house adobeAnd it’s much the same with all vintage houses.  Whether a hundred year old East Coast structure with its basement and attic or a moss covered Oregon fishing shanty – we usually experience a “take off your hat and lower your voice” kind of reverence when we first enter.  Once inside we can feel the accumulative emotions and moods of the previous generations of residents, sense their own devotions to place in the handiwork in each board and brick.  Weathered oak floors polished by the shuffle of sock-clad feet, tongue-and-groove boards reflecting the busy shifting images of families growing, dying, and giving birth.  The fence rails absorb the sweat of little hands reaching up, as well as crippled hands struggling for a helpful grip.  They soak up and then radiate with the intentions and dreams, loss and gain, love and anger, desire and satisfaction of those who have called it their home before.  You can take out all the heavy wooden furniture and the dark floral drapes, the faded woolen rug and the leaded glass light fixtures hanging from the center of the ceiling, and bring in bright acrylic pile or modern art with aluminum frames – and still an old house will resound with the echoes of its history.  Repaint the walls as you like, but something of the past will continue to show through.

House adobe pink
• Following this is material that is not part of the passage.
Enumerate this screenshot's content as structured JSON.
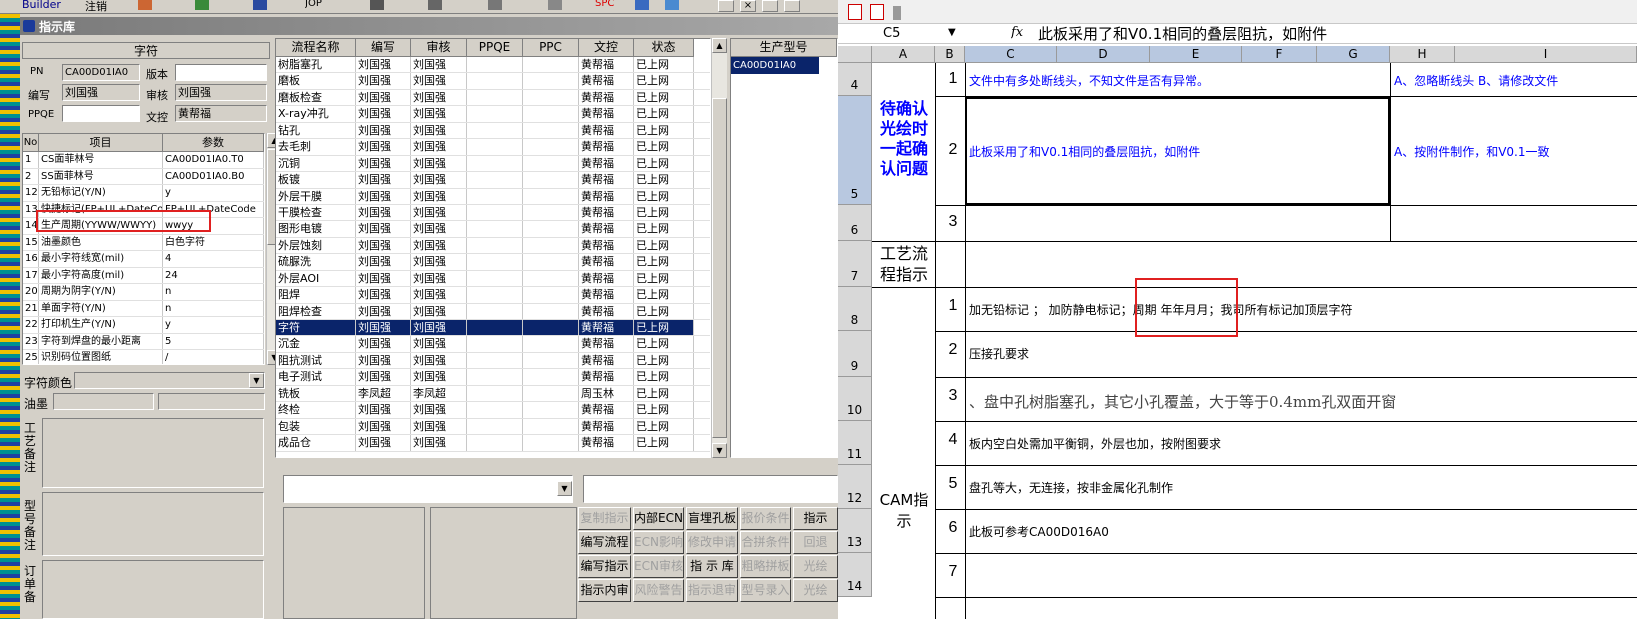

The last house that Mama bought was a New Mexico adobe that had been more than a shelter for the preceding generations, and it proved to mean far more to her as well.  Like every other building she had ever lived in, it quickly became her refuge and her castle, her consolation and her reward.  Her playground and her kingdom, her service and her glory.  Like all truly good things, it made her not only more happy but more grateful.

Perhaps this could be the real definition of the word “homage”:  honoring the source of all blessings, through the reverence and care of one’s own home.

(For a personal exploration of related issues, consider enrolling in the Anima “Sense of Place and The Search For Home” correspondence course:

(Feel encouraged to Forward and Post this piece freely)